I am lead parent in a Foreign Service family, and we move often. When we arrive at a new home, a “welcome kit” is waiting for us. It is a big box of everything we might need before our belongings arrive in the moving truck. Inside, we’ve got some basic sheets. The cheapest coffee maker. Used plates, pots, and pans. A can opener that exacts a price from one’s knuckles when used.
It is an odd gift, sitting in our house for us on arrival, waiting to be unwrapped. But it honestly can be a gift, if I let it. In using the kit, I am shown how few belongings I actually need. So freed, I am much more likely to heed the psalmist’s exhortation: “Do not forget all the gifts of God.” I am able to see more clearly that everything is a gift.

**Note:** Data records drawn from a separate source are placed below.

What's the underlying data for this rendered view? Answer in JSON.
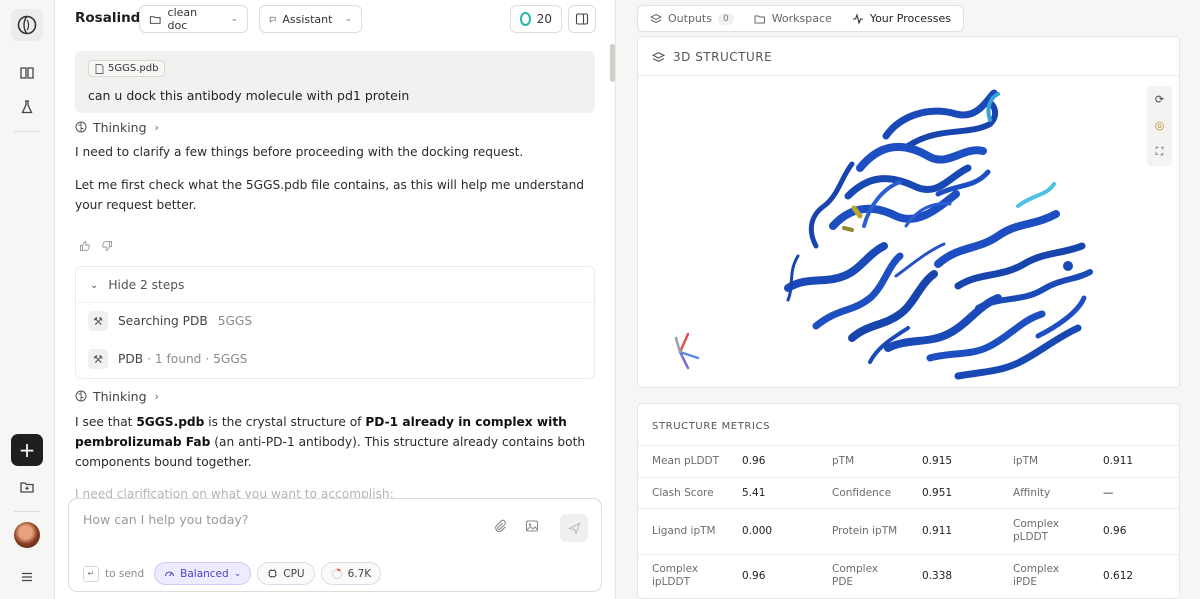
{
  "app": {
    "brand": "Rosalind"
  },
  "topbar": {
    "doc_select": "clean doc",
    "mode_select": "Assistant",
    "count": "20"
  },
  "chat": {
    "user_message": {
      "attachment": "5GGS.pdb",
      "text": "can u dock this antibody molecule with pd1 protein"
    },
    "thinking_label": "Thinking",
    "thinking_label_2": "Thinking",
    "reply_1": "I need to clarify a few things before proceeding with the docking request.",
    "reply_2": "Let me first check what the 5GGS.pdb file contains, as this will help me understand your request better.",
    "steps": {
      "toggle_label": "Hide 2 steps",
      "items": [
        {
          "label": "Searching PDB",
          "detail": "5GGS"
        },
        {
          "label": "PDB",
          "detail": "· 1 found",
          "detail2": "· 5GGS"
        }
      ]
    },
    "reply_3": {
      "part1": "I see that ",
      "bold1": "5GGS.pdb",
      "part2": " is the crystal structure of ",
      "bold2": "PD-1 already in complex with pembrolizumab Fab",
      "part3": " (an anti-PD-1 antibody). This structure already contains both components bound together."
    },
    "faded_line": "I need clarification on what you want to accomplish:"
  },
  "composer": {
    "placeholder": "How can I help you today?",
    "send_hint": "to send",
    "mode": "Balanced",
    "device": "CPU",
    "tokens": "6.7K"
  },
  "right": {
    "tabs": [
      {
        "label": "Outputs",
        "badge": "0"
      },
      {
        "label": "Workspace"
      },
      {
        "label": "Your Processes"
      }
    ],
    "structure_title": "3D STRUCTURE",
    "metrics_title": "STRUCTURE METRICS",
    "metrics": [
      [
        {
          "label": "Mean pLDDT",
          "value": "0.96"
        },
        {
          "label": "pTM",
          "value": "0.915"
        },
        {
          "label": "ipTM",
          "value": "0.911"
        }
      ],
      [
        {
          "label": "Clash Score",
          "value": "5.41"
        },
        {
          "label": "Confidence",
          "value": "0.951"
        },
        {
          "label": "Affinity",
          "value": "—"
        }
      ],
      [
        {
          "label": "Ligand ipTM",
          "value": "0.000"
        },
        {
          "label": "Protein ipTM",
          "value": "0.911"
        },
        {
          "label": "Complex pLDDT",
          "value": "0.96"
        }
      ],
      [
        {
          "label": "Complex ipLDDT",
          "value": "0.96"
        },
        {
          "label": "Complex PDE",
          "value": "0.338"
        },
        {
          "label": "Complex iPDE",
          "value": "0.612"
        }
      ]
    ]
  },
  "colors": {
    "accent": "#4b45c7",
    "ring": "#2bb6a3",
    "protein": "#1a49b8"
  }
}
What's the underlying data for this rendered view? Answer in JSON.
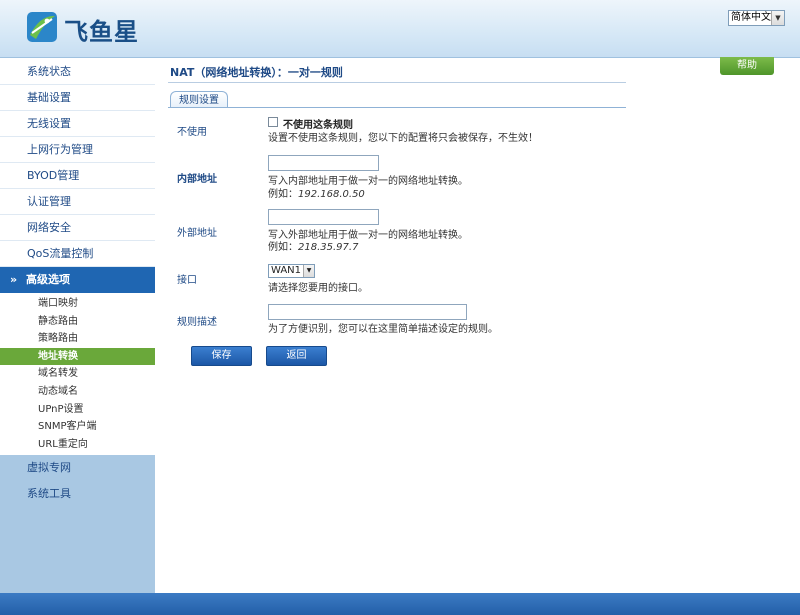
{
  "header": {
    "brand": "飞鱼星",
    "language": "简体中文"
  },
  "sidebar": {
    "items_top": [
      {
        "label": "系统状态"
      },
      {
        "label": "基础设置"
      },
      {
        "label": "无线设置"
      },
      {
        "label": "上网行为管理"
      },
      {
        "label": "BYOD管理"
      },
      {
        "label": "认证管理"
      },
      {
        "label": "网络安全"
      },
      {
        "label": "QoS流量控制"
      }
    ],
    "active": {
      "label": "高级选项"
    },
    "sub_items": [
      {
        "label": "端口映射"
      },
      {
        "label": "静态路由"
      },
      {
        "label": "策略路由"
      },
      {
        "label": "地址转换"
      },
      {
        "label": "域名转发"
      },
      {
        "label": "动态域名"
      },
      {
        "label": "UPnP设置"
      },
      {
        "label": "SNMP客户端"
      },
      {
        "label": "URL重定向"
      }
    ],
    "items_bottom": [
      {
        "label": "虚拟专网"
      },
      {
        "label": "系统工具"
      }
    ]
  },
  "main": {
    "help_label": "帮助",
    "title": "NAT（网络地址转换）：一对一规则",
    "tab_label": "规则设置",
    "disable": {
      "label": "不使用",
      "checkbox_label": "不使用这条规则",
      "hint": "设置不使用这条规则，您以下的配置将只会被保存，不生效！",
      "checked": false
    },
    "internal": {
      "label": "内部地址",
      "value": "",
      "hint": "写入内部地址用于做一对一的网络地址转换。",
      "example_prefix": "例如：",
      "example_value": "192.168.0.50"
    },
    "external": {
      "label": "外部地址",
      "value": "",
      "hint": "写入外部地址用于做一对一的网络地址转换。",
      "example_prefix": "例如：",
      "example_value": "218.35.97.7"
    },
    "interface": {
      "label": "接口",
      "selected": "WAN1",
      "hint": "请选择您要用的接口。"
    },
    "description": {
      "label": "规则描述",
      "value": "",
      "hint": "为了方便识别，您可以在这里简单描述设定的规则。"
    },
    "save_label": "保存",
    "back_label": "返回"
  }
}
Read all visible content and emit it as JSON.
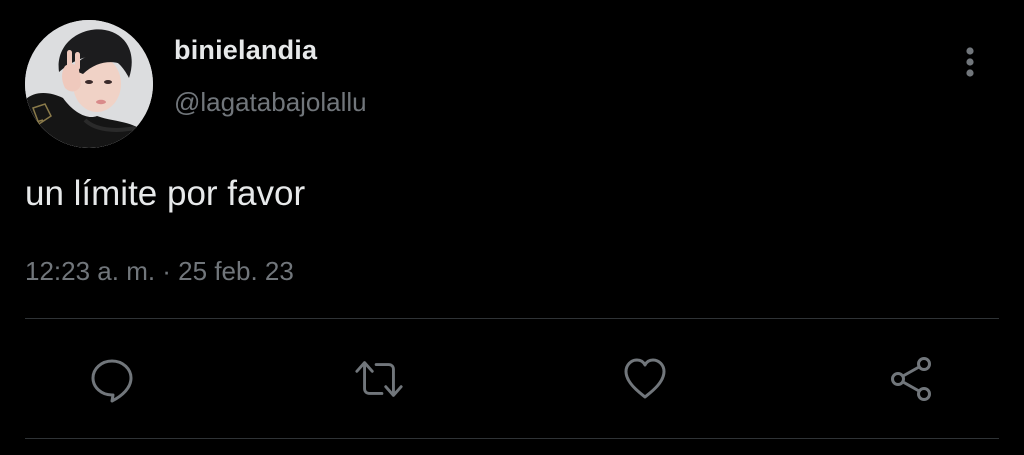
{
  "tweet": {
    "display_name": "binielandia",
    "handle": "@lagatabajolallu",
    "text": "un límite por favor",
    "timestamp": "12:23 a. m. · 25 feb. 23"
  },
  "icons": {
    "more": "more-vertical-icon",
    "reply": "reply-icon",
    "retweet": "retweet-icon",
    "like": "heart-icon",
    "share": "share-icon"
  },
  "colors": {
    "background": "#000000",
    "primary_text": "#e7e9ea",
    "secondary_text": "#71767b",
    "divider": "#2f3336",
    "icon": "#71767b"
  }
}
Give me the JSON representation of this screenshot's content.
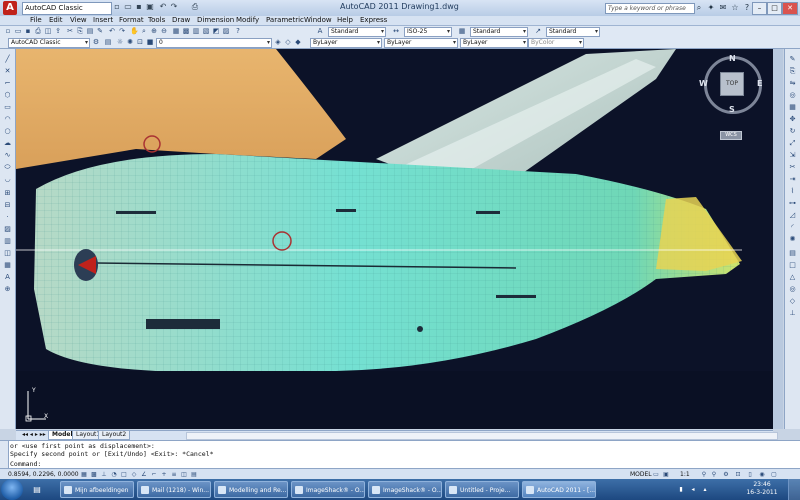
{
  "title_bar": {
    "workspace": "AutoCAD Classic",
    "window_title": "AutoCAD 2011    Drawing1.dwg",
    "help_search_placeholder": "Type a keyword or phrase"
  },
  "menu": [
    "File",
    "Edit",
    "View",
    "Insert",
    "Format",
    "Tools",
    "Draw",
    "Dimension",
    "Modify",
    "Parametric",
    "Window",
    "Help",
    "Express"
  ],
  "toolbar1": {
    "text_style": "Standard",
    "dim_style": "ISO-25",
    "table_style": "Standard",
    "multileader_style": "Standard"
  },
  "toolbar2": {
    "workspace": "AutoCAD Classic",
    "layer": "0",
    "color": "ByLayer",
    "linetype": "ByLayer",
    "lineweight": "ByLayer",
    "plotstyle": "ByColor"
  },
  "viewcube": {
    "n": "N",
    "s": "S",
    "e": "E",
    "w": "W",
    "face": "TOP",
    "wcs": "WCS"
  },
  "ucs": {
    "y": "Y",
    "x": "X"
  },
  "tabs": [
    "Model",
    "Layout1",
    "Layout2"
  ],
  "command": {
    "line1": "or <use first point as displacement>:",
    "line2": "Specify second point or [Exit/Undo] <Exit>: *Cancel*",
    "prompt": "Command:"
  },
  "status": {
    "coordinates": "0.8594, 0.2296, 0.0000",
    "model_label": "MODEL",
    "scale": "1:1"
  },
  "taskbar": {
    "items": [
      {
        "label": "Mijn afbeeldingen",
        "active": false
      },
      {
        "label": "Mail (1218) - Win...",
        "active": false
      },
      {
        "label": "Modelling and Re...",
        "active": false
      },
      {
        "label": "ImageShack® - O...",
        "active": false
      },
      {
        "label": "ImageShack® - O...",
        "active": false
      },
      {
        "label": "Untitled - Proje...",
        "active": false
      },
      {
        "label": "AutoCAD 2011 - [...",
        "active": true
      }
    ],
    "time": "23:46",
    "date": "16-3-2011"
  },
  "colors": {
    "canvas": "#0c1228",
    "hull_overlay": "#6fe0c8",
    "hull_accent": "#ffd24a",
    "selection": "#c0221b"
  },
  "icons": {
    "app_logo": "autocad-logo",
    "start": "windows-start-orb"
  }
}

Paul Mitchell cares full-time for his young sons and writes in the service of lay formation. He taught in Uganda, Chicago, Boston, and Egypt, and studied theology at the University of Notre Dame and the Boston College School of Theology and Ministry.